Again and again over the last years it has struck me that, perhaps, Greta Thunberg (Sweden), Ridhima Pandey and Aditya Mukarji (India), Wangari Maathai and Kaluki Paul Mutuku (Kenya), Nina Gualinga (Ecuadorian Amazon), Autumn Peltier (Anishinaabe people of Canada), Leah Namugerwa (Uganda) and the School Strike for Climate movement together make for a better candidate for being the fruit of the mustard seed than historic Christian Church ever was.
To conclude this address let’s walk through Crossan’s conclusion again with this thought in mind.
It is not just that our children start out as proverbially small and grow into creatures only a couple of feet higher than mustard plants, it is that they, too, tend take over where we stick-in-the-mud adults often don’t want them, they tend to get out of our control and their hearts and minds, like the branches of the mustard plant, tend to attract new and swift-winged, scientifically informed ideas within areas of our lives which we adults have cultivated with often problematic, destructive, out-dated and outmoded ideas and practices. Of course, we adults don’t desire this kind of thing to happen because it brings with it a serious challenge to our old ways of being-in-the-world, not least of all to our selfish and excessive consumption and waste, meat-eating, fossil fuel, car and aeroplane use which are clearly destroying the basic ecosystem upon which all life on this planet depends.

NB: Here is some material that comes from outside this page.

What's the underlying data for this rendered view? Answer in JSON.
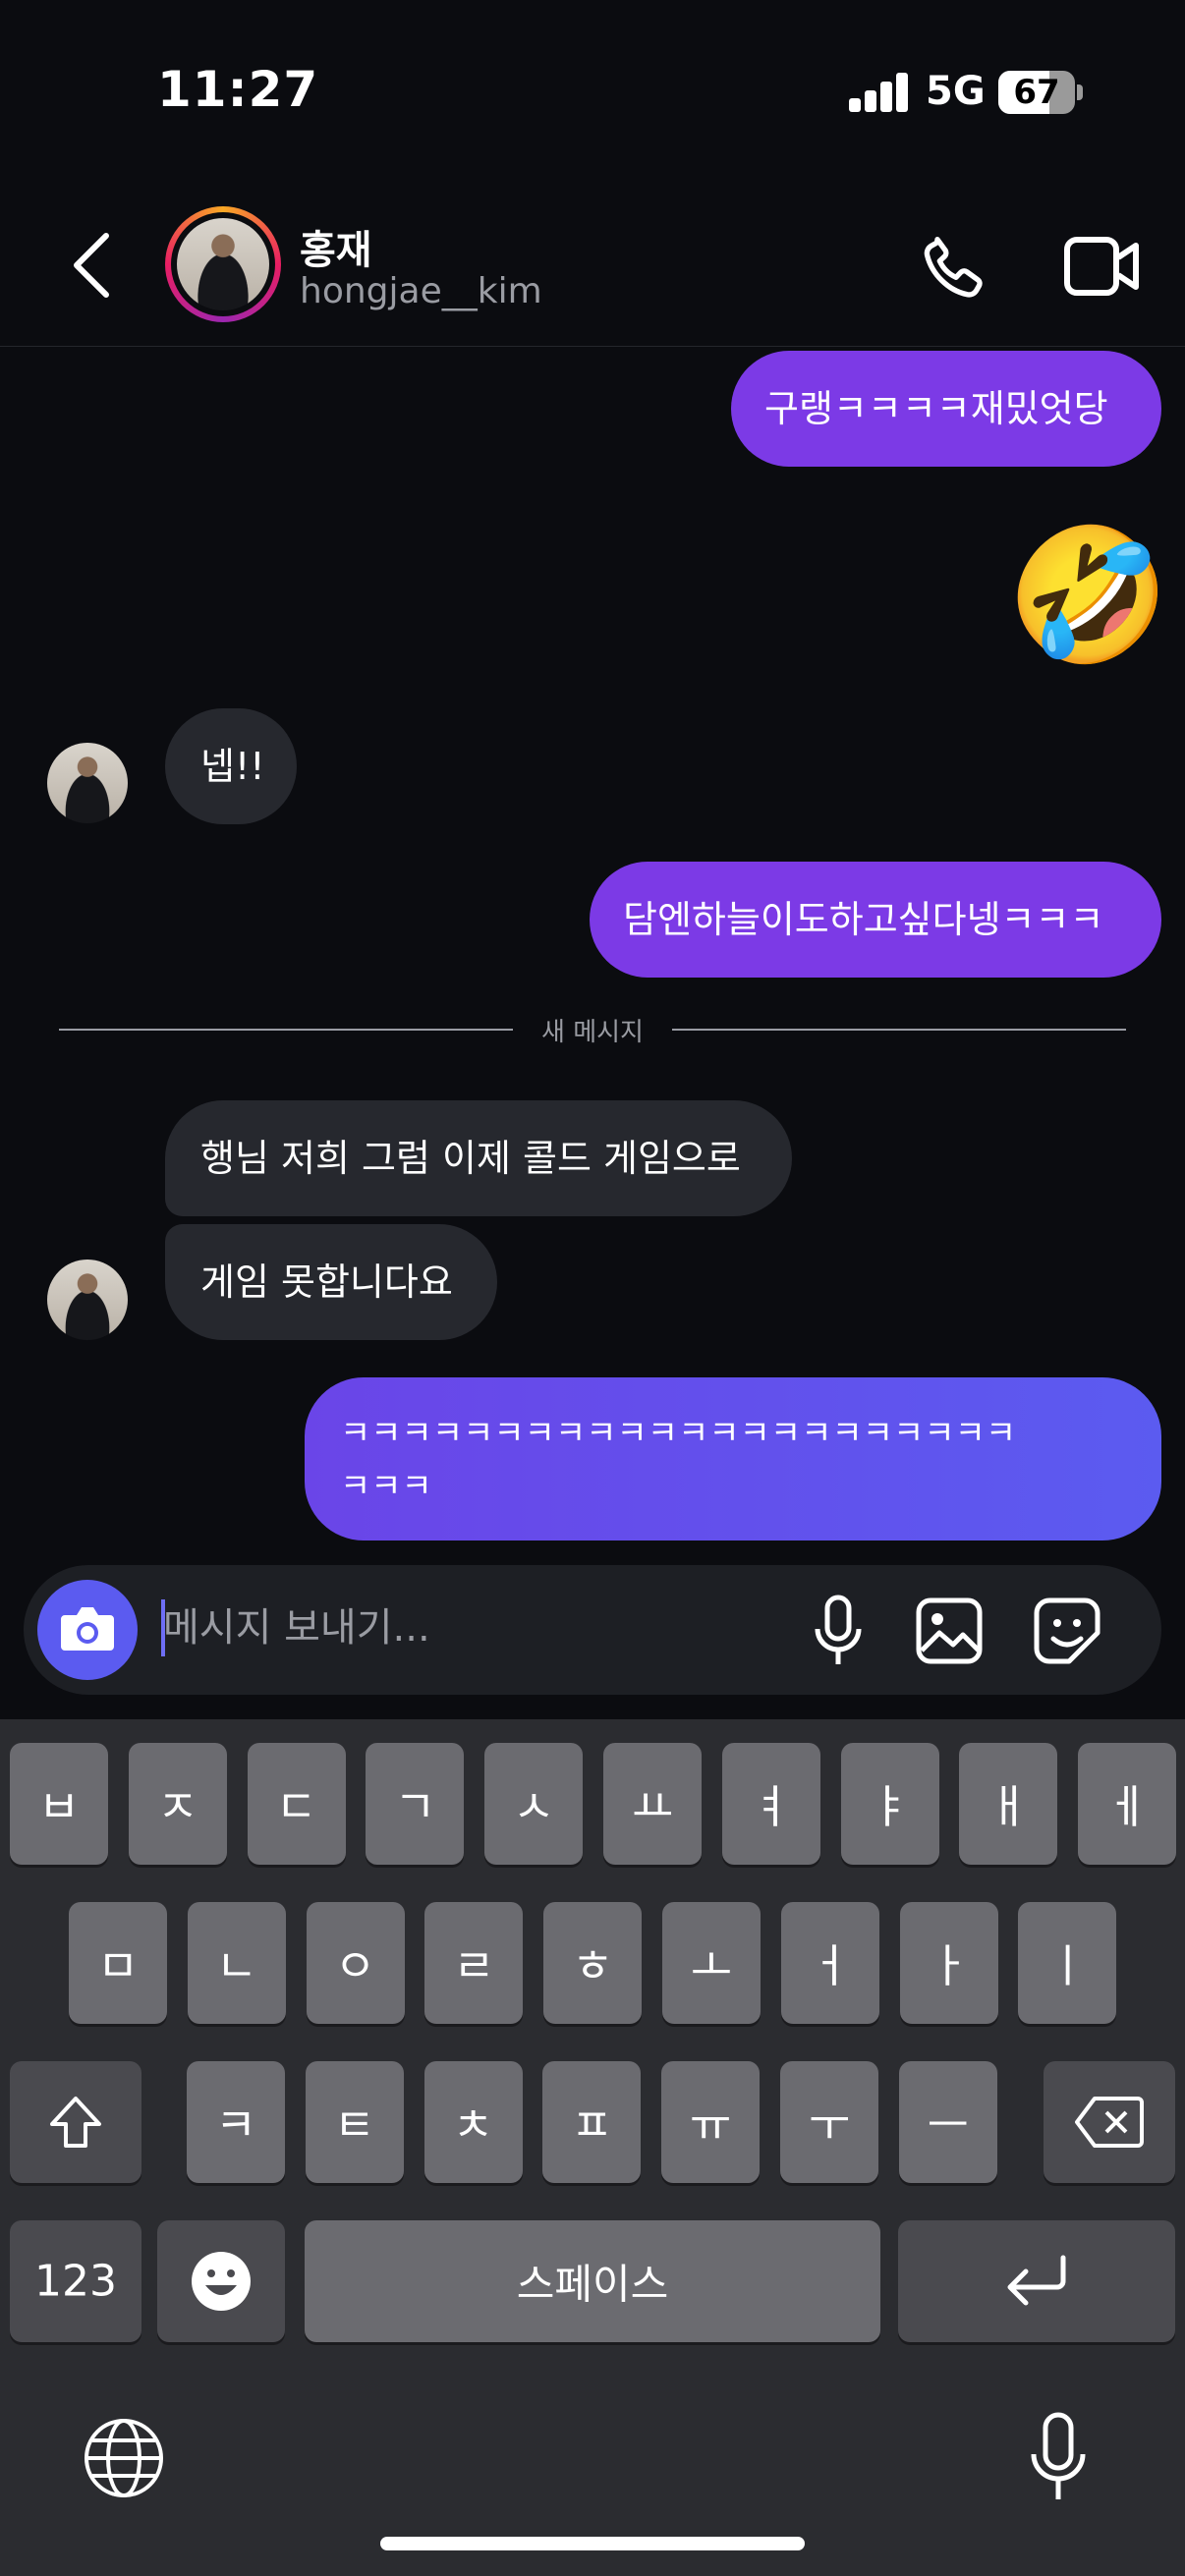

Now recall this famous teaching of Jesus’:
‘People were bringing even infants to [Jesus] that he might touch them; and when the disciples saw it, they sternly ordered them not to do it. But Jesus called for them and said, “Let the little children come to me, and do not stop them; for it is to such as these that the kingdom of God belongs. Truly I tell you, whoever does not receive the kingdom of God as a little child will never enter it.”’ (Luke 18:15-17)
And now reflect that our children’s activity in these School Strikes for Climate is precisely what Jesus said the kingdom of God would be like: not like the mighty cedar of Lebanon and not quite like a common weed, but like a pungent shrub with dangerous takeover qualities — dangerous, of course, only to our old ways of being which we know we must now urgently change.
Maybe, just maybe, the harvest of the mustard seed promised by Jesus is only now just beginning to become ready for an ingathering.
If this is the case then I simply say to you, just as Jesus once did:
‘The harvest is plentiful, but the labourers are few; therefore ask the Lord of the harvest to send out labourers into his harvest. Go on your way’ (Matthew 9:37-38).
I trust that we, the supposed adults in the room, will heed this call and set about helping our children — our beautiful, fiery and pungent mustard seeds — bring in in a well-ordered and gently controlled fashion the harvest of a better, healthier, kinder and more intelligent world — perhaps even one that looks something like the kingdom of God Jesus once promised us.